As I listened to Ed Rigaud describe the Underground Railroad here, I wondered how we grew so far apart. I don't mean Ed and me. We work in the same building, and no doubt I flatter myself, but it appears to me that our thinking is very close on many things.
Even though he is black and I am white. Even though he is a man and I am a woman. Even though he is a loyal Proctoid, and I sometimes buy Colgate toothpaste and Maxwell House coffee.
A vice president, he is on two-year loan from Procter & Gamble to get the National Underground Railroad Freedom Center on track. It is, quite simply, the most important project pending in this city. Maybe in the country.
Yes, I know. We need a new Contemporary Arts Center, an expanded convention center, stadiums, department stores, an SCPA auditorium for our ''world-class city.''
But what of our reputation? Cincinnati would not, I think, find itself named the Most Livable City in North America for People of Color. And this is after such a promising beginning, such a distinguished history.
''We were the gateway to freedom,'' Ed says. ''Over half the escaped slaves came through this corridor.'' The Ohio River, the river Jordan of song, divided slave and free states, making us one of the busiest terminals in the Underground Railway system. Some historians say we were responsible for its name.
When Tice Davis swam across the Ohio in 1831, a slaveholder fumed, ''The damned abolitionists must have a railroad by which they run off slaves.'' It was, of course, really a secret network of safe houses and very brave conductors.
And the bravest people were here. Levi Coffin, a Quaker and abolitionist ''president'' of the Underground Railroad, rescued more than 3,000 slaves. Salmon P. Chase, a fierce defender of slaves, said, ''If a slave set foot on free soil, they should be free.'' Radical thinking at that time, and if I may say so, it must have been harder to be brave in the thick of things than from someplace like Maine.
My personal favorite is John Parker, a man who bought his own freedom for $1,800, then started an iron foundry and machine shop in Ripley. An inventor, he had five patents on his designs for farm machinery. By day, he was a businessman. By night, a conductor.
''A more fearless creature never lived,'' said the Cincinnati Commercial Tribune shortly after his death. ''He gloried in danger. He would go boldly over into the enemy's camp and filch the fugitives to freedom.''
According to Mr. Parker's newly published autobiography, His Promised Land, edited by Stuart Seely Sprague (Norton, $20), he was personally responsible for the freedom of at least 900 people.
Ed and I sit in his office, overlooking the river, and wonder if we'd have been brave. He says he wouldn't have been, but I don't believe him. He has faced down racism large and small his whole life.
And his sweet, gap-toothed smile never wavers. Nor his determination. He has grace. And generosity.
''For the first time in our history,'' Ed says about the Underground Railroad, ''blacks and whites came together for a lofty goal. We should be able to do it again. It will bring us down if we don't.''

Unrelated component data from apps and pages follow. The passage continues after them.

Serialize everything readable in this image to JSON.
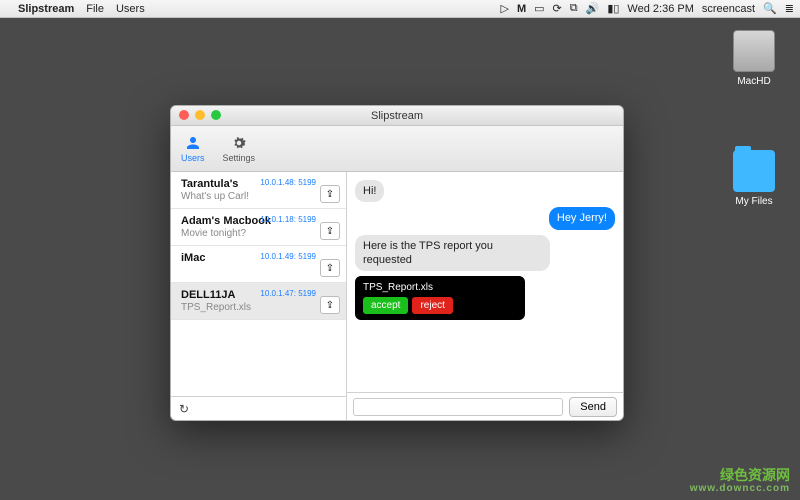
{
  "menubar": {
    "appname": "Slipstream",
    "menus": [
      "File",
      "Users"
    ],
    "right_time": "Wed 2:36 PM",
    "right_user": "screencast"
  },
  "desktop": {
    "hd_label": "MacHD",
    "folder_label": "My Files"
  },
  "window": {
    "title": "Slipstream",
    "toolbar": {
      "users": "Users",
      "settings": "Settings"
    }
  },
  "users": [
    {
      "name": "Tarantula's",
      "sub": "What's up Carl!",
      "addr": "10.0.1.48: 5199",
      "selected": false
    },
    {
      "name": "Adam's Macbook",
      "sub": "Movie tonight?",
      "addr": "10.0.1.18: 5199",
      "selected": false
    },
    {
      "name": "iMac",
      "sub": "",
      "addr": "10.0.1.49: 5199",
      "selected": false
    },
    {
      "name": "DELL11JA",
      "sub": "TPS_Report.xls",
      "addr": "10.0.1.47: 5199",
      "selected": true
    }
  ],
  "refresh_glyph": "↻",
  "share_glyph": "⇪",
  "messages": [
    {
      "dir": "in",
      "text": "Hi!"
    },
    {
      "dir": "out",
      "text": "Hey Jerry!"
    },
    {
      "dir": "in",
      "text": "Here is the TPS report you requested"
    }
  ],
  "file": {
    "name": "TPS_Report.xls",
    "accept": "accept",
    "reject": "reject"
  },
  "compose": {
    "placeholder": "",
    "send": "Send"
  },
  "watermark": {
    "line1": "绿色资源网",
    "line2": "www.downcc.com"
  }
}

What happened to black people in the 1800s is not my fault, he says, or the fault of any living person today. What matters is what we do now. Right now.
Wouldn't it be world-class, big-league, Blue Chip and first-rate if the world came here to see a shrine to the black and white heroes of the Underground Railroad? Wouldn't it be terrific if we were known as the place where racism stopped? We could be the place where America got together again.
Laura Pulfer's column appears in The Enquirer on Sundays, Tuesdays and Thursdays. Call 768-8393 or fax at 768-8340. She can be heard Monday mornings on WVXU radio (91.7 FM), and as a regular commentator on National Public Radio's Morning Edition.